August 27, 2005

Things Are Not Going Well For MAS

MABB © ®
Well, things are not going well for Evo and Garcia Linera. The ambitious project Garcia Linera wanted to push for by uniting the political left with all the social movements (specially in El Alto) never became reality.

Alvaro Garcia Linera, when asked by Evo if he would run for Vice-president at his side, answered he would, if and only if, all the social movements would ally in one colosus block. This project seemed very ambitious but if realized would have been a force to reckon with.

Well, the project has just crumpled. That is to say, the social movements were not able to bridge their differences and come to an accord. The results are that a half hearted effort to support the Garcia Linera/Evo formula has been agreed upon. Half hearted because from the two most important groups in El Alto, FEJUVE (Neighborhood Juntas Federation) and COR (Worker's Regional Union), only FEJUVE decided to continue supporting MAS. That is, if every thing goes as planned.

The members of COR decided, on its Friday's assembly, that they wanted to stay independent of political parties and therefore not officially support MAS in the next elections. I think this decision makes sense precisely because COR is a worker's union. Had they become involved with MAS, they would just be another political party. Would they be able to fight against the government without biting themselves on the tail? I don't think so.

As for the support of FEJUVE, it is conditioned to two things. First, in exchange for support, FEJUVE gets the four nominations for uninominal (directly elected deputies) deputies. And second, the president of FEJUVE, Abel Mamani, gets to run for the prefecture of La Paz under the MAS formula. However, this is not 100% secured. MAS, as FEJUVE, is composed of many smaller organizations, which are denominated bases or bases. These bases are questioning the deals MAS made with FEJUVE. They feel they also have to get some participants as candidates.

The thing gets more complicated when the gremiales (informal and formal small vendors) or the student unions are taken into account. El Alto is not an easy place to discern politically. There are too many interests and too many groups and too many differences among them to call them a cohesive group.

As a result, what I called the Garcia Linera project, has definitely disintegrated. Now it is up to MAS to keep this lefty "mass" together before more pieces start to fall apart. And I am not even mentioning the supposed gain on the middle-class voters Garcia Linera's candidacy was going to bring.

The big questions are: Will the Bolivian left be able to get its act together for December? Is there a Bolivian left, per se? Where are Izquierda Unida, Partido Cominista and Partido Socialista?

Prediction: There is one prediction I am voluteering to make in regards to the outcomes from all these alliances. ASSUMING, FEJUVE and other social movements alike, end up supporting MAS and also ASSUMING MAS, as is expected, gains seats in Congress, then I think it is reasonable to expect that the participating organizations will be quieter and will not engage in protests as much.
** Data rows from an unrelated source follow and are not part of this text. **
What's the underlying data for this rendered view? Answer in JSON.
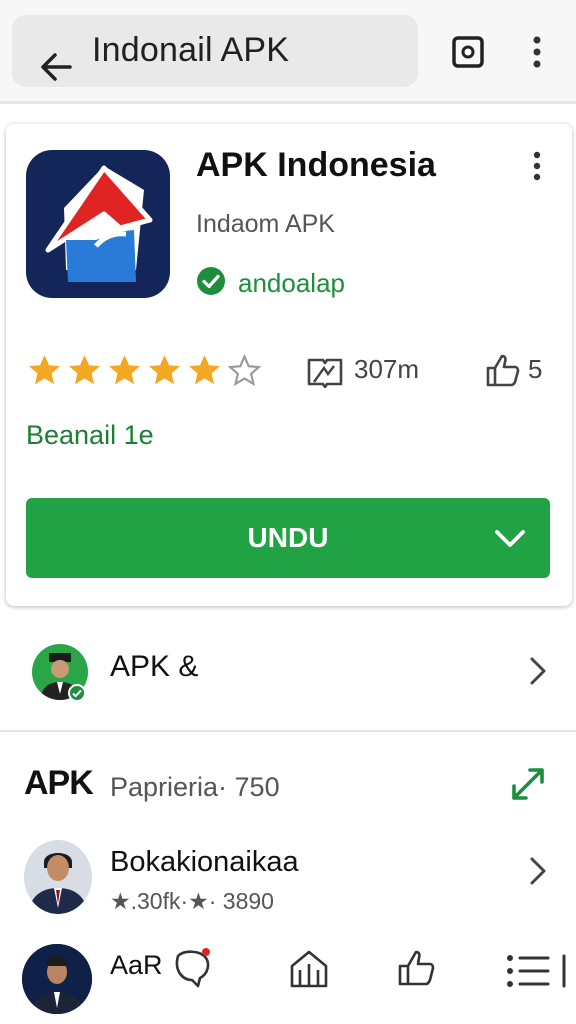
{
  "topbar": {
    "search_text": "Indonail APK",
    "icons": [
      "back-arrow-icon",
      "open-external-icon",
      "more-vert-icon"
    ]
  },
  "app_card": {
    "title": "APK Indonesia",
    "developer": "Indaom APK",
    "verified_label": "andoalap",
    "rating": 5,
    "downloads": "307m",
    "likes": "5",
    "sublink": "Beanail 1e",
    "install_label": "UNDU",
    "colors": {
      "green": "#21a244",
      "star": "#f5a623",
      "icon_bg": "#14255a",
      "red": "#e02424"
    }
  },
  "row1": {
    "label": "APK &"
  },
  "section": {
    "label": "APK",
    "sub": "Paprieria· 750"
  },
  "row3": {
    "title": "Bokakionaikaa",
    "meta": "★.30fk·★· 3890"
  },
  "row4": {
    "label": "AaR"
  },
  "bottom_nav": [
    "chat-icon",
    "home-icon",
    "thumbs-up-icon",
    "list-icon"
  ]
}
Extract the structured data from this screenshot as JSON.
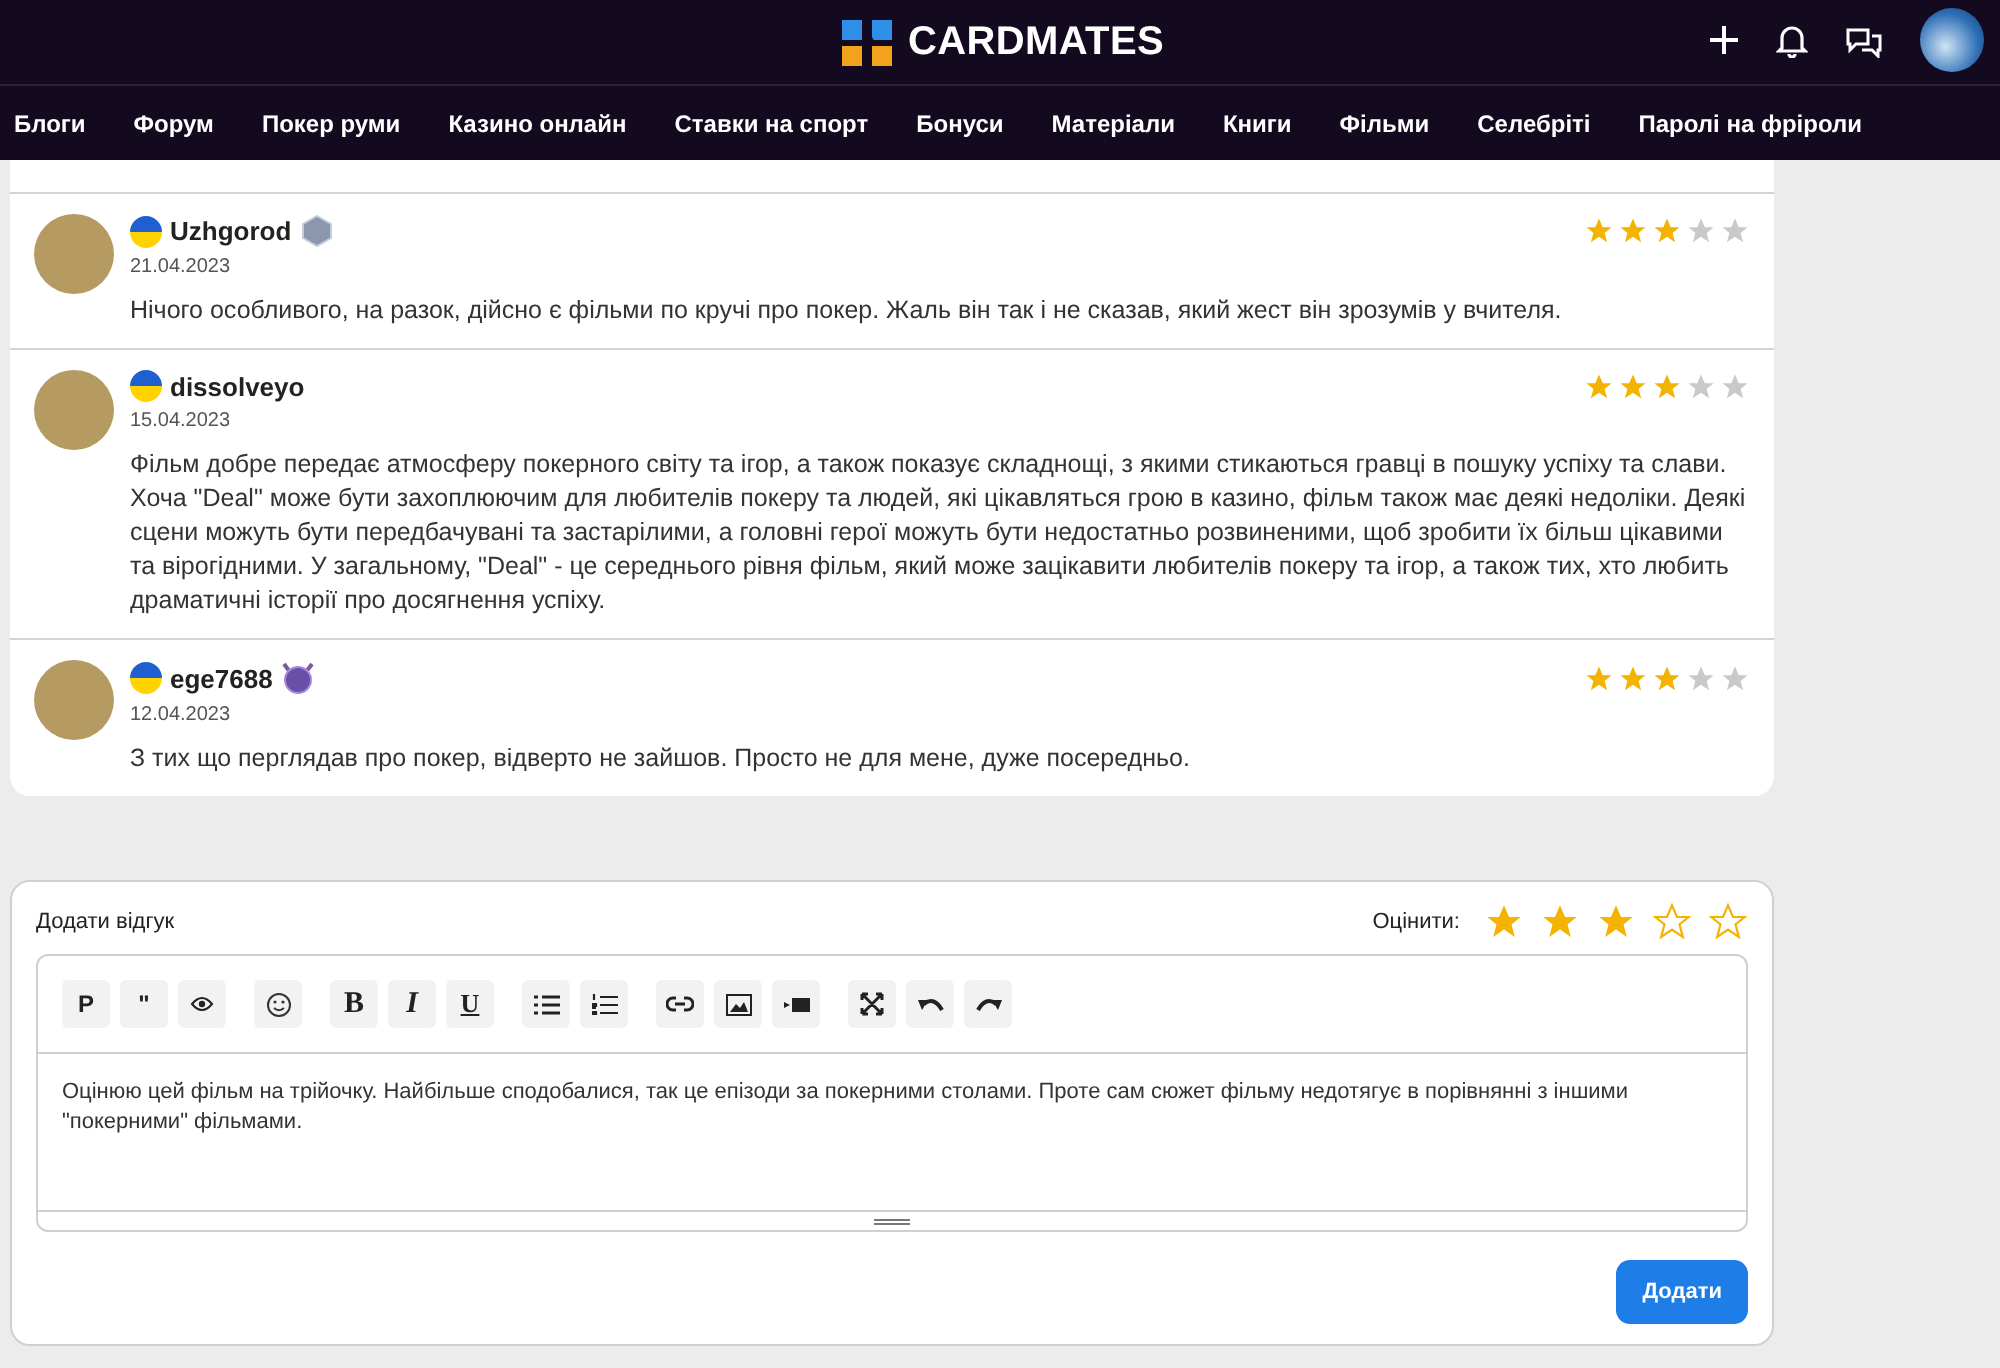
{
  "header": {
    "brand": "CARDMATES"
  },
  "nav": [
    "Блоги",
    "Форум",
    "Покер руми",
    "Казино онлайн",
    "Ставки на спорт",
    "Бонуси",
    "Матеріали",
    "Книги",
    "Фільми",
    "Селебріті",
    "Паролі на фріроли"
  ],
  "reviews": [
    {
      "name": "Uzhgorod",
      "badges": [
        {
          "kind": "shield"
        }
      ],
      "date": "21.04.2023",
      "stars": 3,
      "text": "Нічого особливого, на разок, дійсно є фільми по кручі про покер. Жаль він так і не сказав, який жест він зрозумів у вчителя."
    },
    {
      "name": "dissolveyo",
      "date": "15.04.2023",
      "stars": 3,
      "text": "Фільм добре передає атмосферу покерного світу та ігор, а також показує складнощі, з якими стикаються гравці в пошуку успіху та слави. Хоча \"Deal\" може бути захоплюючим для любителів покеру та людей, які цікавляться грою в казино, фільм також має деякі недоліки. Деякі сцени можуть бути передбачувані та застарілими, а головні герої можуть бути недостатньо розвиненими, щоб зробити їх більш цікавими та вірогідними. У загальному, \"Deal\" - це середнього рівня фільм, який може зацікавити любителів покеру та ігор, а також тих, хто любить драматичні історії про досягнення успіху."
    },
    {
      "name": "ege7688",
      "badges": [
        {
          "kind": "emblem"
        }
      ],
      "date": "12.04.2023",
      "stars": 3,
      "text": "З тих що перглядав про покер, відверто не зайшов. Просто не для мене, дуже посередньо."
    }
  ],
  "review_form": {
    "title": "Додати відгук",
    "rating_label": "Оцінити:",
    "stars": 3,
    "toolbar": [
      [
        {
          "kind": "plain",
          "label": "P"
        },
        {
          "kind": "plain",
          "label": "\""
        },
        {
          "kind": "eye"
        }
      ],
      [
        {
          "kind": "smiley"
        }
      ],
      [
        {
          "kind": "bold",
          "label": "B"
        },
        {
          "kind": "italic",
          "label": "I"
        },
        {
          "kind": "underline",
          "label": "U"
        }
      ],
      [
        {
          "kind": "bullet-list"
        },
        {
          "kind": "numbered-list"
        }
      ],
      [
        {
          "kind": "link"
        },
        {
          "kind": "image"
        },
        {
          "kind": "video"
        }
      ],
      [
        {
          "kind": "expand"
        },
        {
          "kind": "undo"
        },
        {
          "kind": "redo"
        }
      ]
    ],
    "value": "Оцінюю цей фільм на трійочку. Найбільше сподобалися, так це епізоди за покерними столами. Проте сам сюжет фільму недотягує в порівнянні з іншими \"покерними\" фільмами.",
    "submit": "Додати"
  }
}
That concretly means that if FEJUVE becomes part of the system by having leaders as congressmen, they will be less likely to stage as disrupting protests as they are accustomed to. In other words, they will become more or less irrelevant. Much like the once powerful CSUTCB (Only Peasant's Union of Bolivia).